What you will do:
For the entries below, report every line that includes the word "icon".

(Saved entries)
::::::::
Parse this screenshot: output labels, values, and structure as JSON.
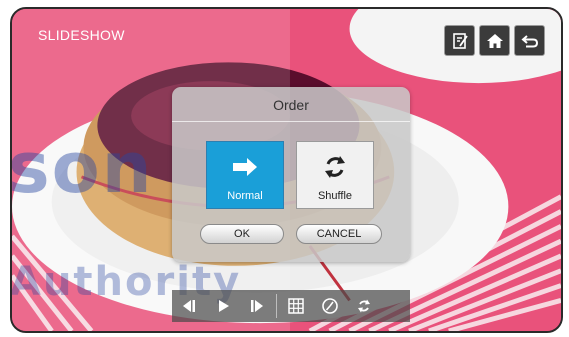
{
  "app": {
    "title": "SLIDESHOW"
  },
  "watermark": {
    "line1": "son",
    "line2": "Authority"
  },
  "top_buttons": [
    {
      "icon": "edit-note-icon"
    },
    {
      "icon": "home-icon"
    },
    {
      "icon": "back-icon"
    }
  ],
  "dialog": {
    "title": "Order",
    "options": [
      {
        "label": "Normal",
        "icon": "arrow-right-icon",
        "selected": true
      },
      {
        "label": "Shuffle",
        "icon": "shuffle-icon",
        "selected": false
      }
    ],
    "ok_label": "OK",
    "cancel_label": "CANCEL"
  },
  "toolbar": [
    {
      "icon": "previous-icon"
    },
    {
      "icon": "play-icon"
    },
    {
      "icon": "next-icon"
    },
    {
      "icon": "grid-icon"
    },
    {
      "icon": "timer-icon"
    },
    {
      "icon": "shuffle-icon"
    }
  ],
  "colors": {
    "accent": "#1a9fd8",
    "background": "#e84a74"
  }
}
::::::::
Result:
      "icon": "edit-note-icon"
      "icon": "home-icon"
      "icon": "back-icon"
        "icon": "arrow-right-icon",
        "icon": "shuffle-icon",
      "icon": "previous-icon"
      "icon": "play-icon"
      "icon": "next-icon"
      "icon": "grid-icon"
      "icon": "timer-icon"
      "icon": "shuffle-icon"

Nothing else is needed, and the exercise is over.